A Glimpse Into the Early Beginnings of Steelworkers in the US
The steel industry is no stranger to technology. Our field has always been at the forefront of advancement. Over the years, we’ve integrated new tools, equipment, and ways of making the jobs of suppliers, welders, material handlers, estimators, and project managers easier and more efficient. While the buildings, structures, and ways in which we work may have changed, as a structural steel supplier we know that technology can’t replace many of our jobs. The improvement of many steelworker jobs has been that productivity time has dramatically increased allowing us to help builders meet their deadlines for construction.
Steel has always played a pivotal role in the US. But if we take a trip back to the 19th century, the steel industry looked vastly different for America. For one, steel production was more independently run and capitalism played a small role. Steelworkers were the ones making decisions and running the business. With the recent news regarding the future of steel jobs, revisiting the industry’s past can help us see the importance of its future.
1890-1910: A Pivotal Period for the US Steel Industry
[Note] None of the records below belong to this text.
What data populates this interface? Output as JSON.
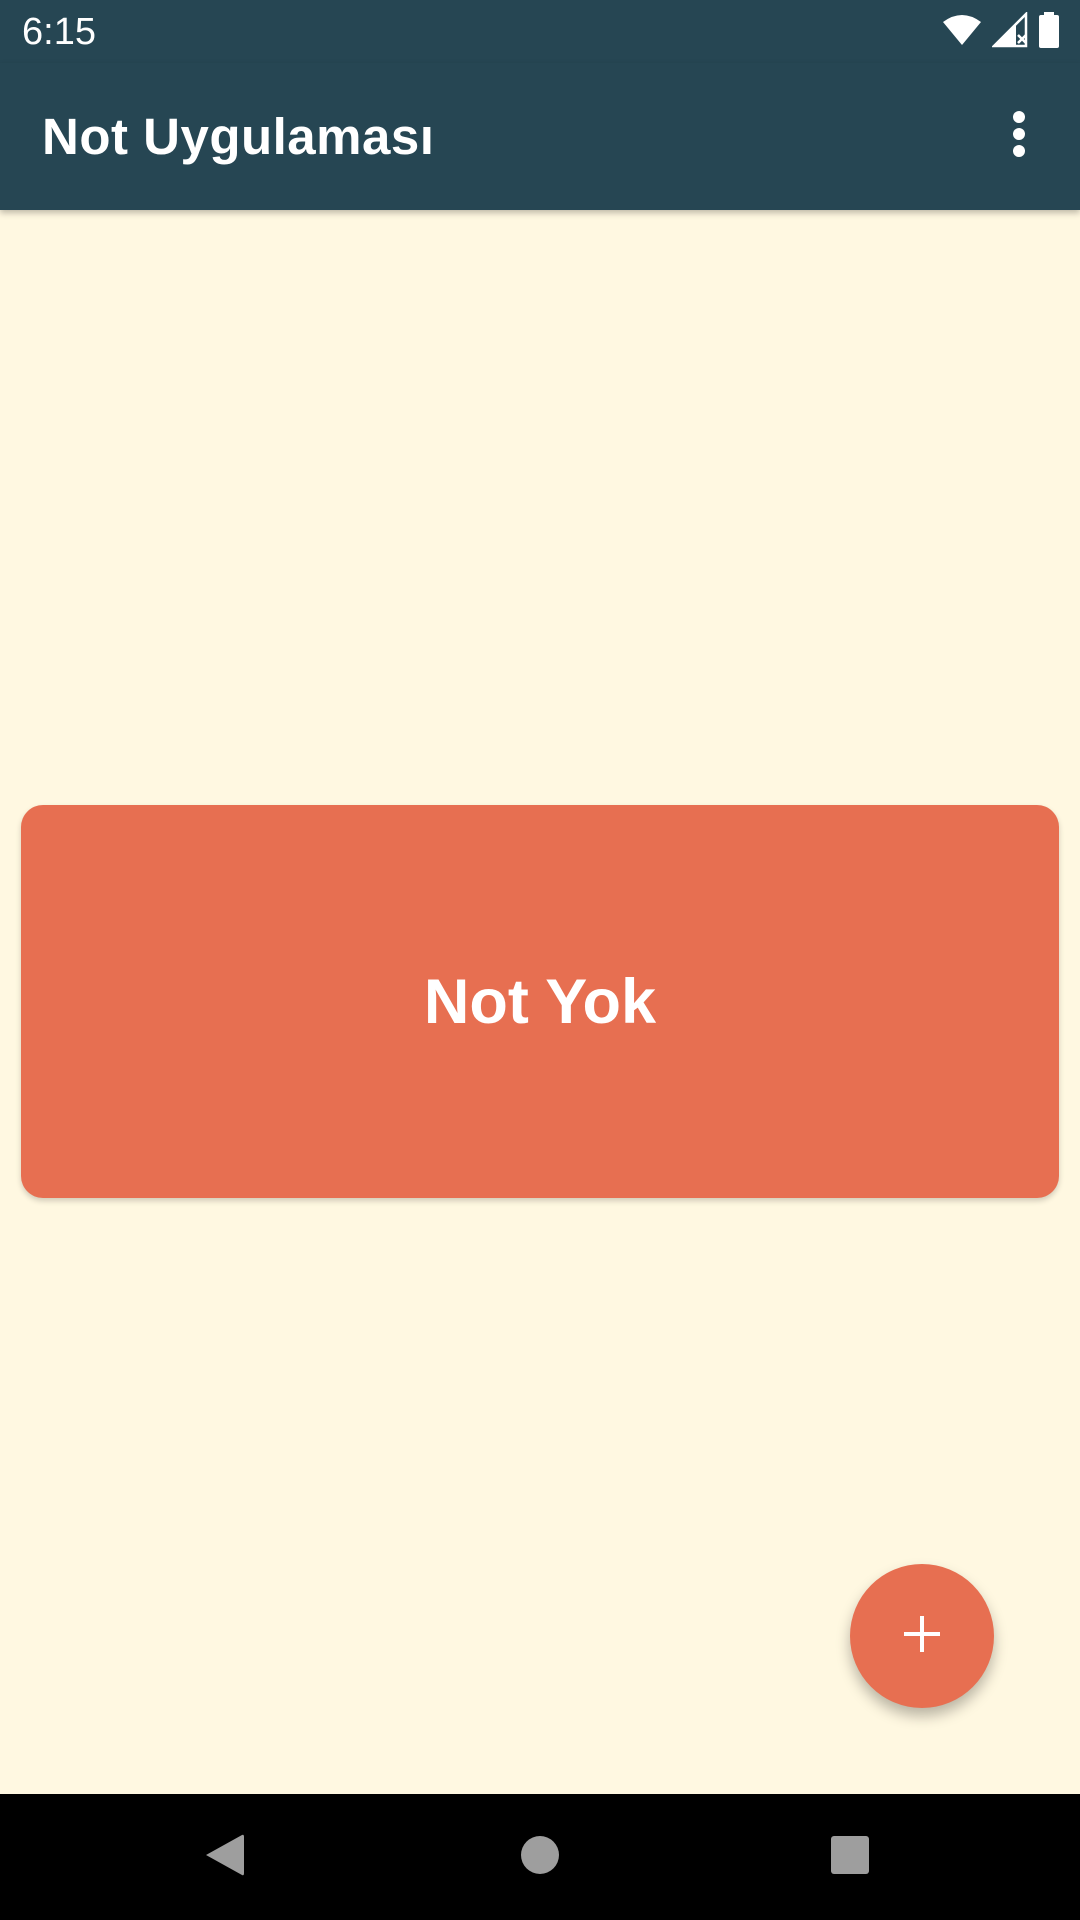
{
  "status_bar": {
    "time": "6:15",
    "icons": [
      "wifi-icon",
      "signal-icon",
      "battery-icon"
    ]
  },
  "app_bar": {
    "title": "Not Uygulaması",
    "overflow_icon": "more-vert-icon"
  },
  "main": {
    "empty_state_text": "Not Yok"
  },
  "fab": {
    "icon": "add-icon"
  },
  "nav_bar": {
    "icons": [
      "back-icon",
      "home-icon",
      "recents-icon"
    ]
  },
  "colors": {
    "primary": "#264653",
    "accent": "#E76F51",
    "background": "#FFF8E1",
    "nav_icon": "#9E9E9E"
  }
}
The late 1890s was an important time for the steel industry in America because steel began replacing iron in the industrial realm. It was also a period where the country surpassed Great Britain in steel production. In the early 1900s, steel was becoming a prominent investment for corporations and investors. The Carnegie Corporation was founded and quickly captured 25 percent of the nation’s steel market. Soon, financier J.P. Morgan got on board and was controlling 80 percent of the US output of steel.
During this period, steelworkers were in high demand. Some steel companies hired workers directly or used the contracting method. Skilled workers were paid based on the amount of steel they produced known as the “tonnage rate.” The tonnage rate was based on the market price of steel and included a minimum rate that prevented wages from falling. Early adaptations of this model go back as early as 1865 in the Steel City, otherwise known as Pittsburgh. This model meant that employers had little control over workers’ incomes since it was a scale based on the market of the time. There were major setbacks to this and so unions began to form as a result.
1919: The Great Steel Strike of 1919
The Amalgamated Association of Iron and Steel Workers, known as the AA, was founded in 1876 to offer representation for the iron and steel workers who felt they were under attack by the government and the large US steel corporations. The AA sought to protect workers from attempts to lower their pay. There were strikes held in steel plants across Pennsylvania and in 1919 the largest one was held in the Midwest between September 1919 and lasted until January 1920. During this time, the AA urged workers to demand higher wages, a steady eight-hour workday, and for corporations to recognize unions. The reaction was mixed. Some saw strikers as dangerous while others realized the importance of the steel industry’s future and gave it more attention.
What Does the Past Mean for Today’s Industry?
Earlier this year we heard a lot of news regarding the steel industry as President Trump imposed a 25 percent tariff on steel imports. A Washington Post article published in September highlighted the continuous struggle between steelworkers and the government’s role in their jobs. The article warns of the possibility of history repeating itself since high tariffs don’t translate to higher wages and Trump supported a Supreme Court rule that would limit funding for unions and their ability to bring in new members. This all brings back memories of the late 19th century when a Republican Congress passed “the protectionist McKinley tariff of 1890″ and steel prices and profits began to suffer. The reminiscent of this past has also brought on mixed reactions from both steelworkers and corporations.
Steel Specialties Remains Active and Optimistic
If there is one thing we know to be true in El Paso and across the nation, it’s that steel is a critical aspect of infrastructure. Since our start in the 1980s, we’ve committed to being El Paso’s destination for structural steel. We remain optimistic about the future of the steel industry especially in our community, which is seeing tremendous growth. As a structural steel supplier, we will certainly be following any changes that are implemented. Steel Specialties’ commitment to builders and constructors won’t be diminished! Connect us today for your next project’s material needs.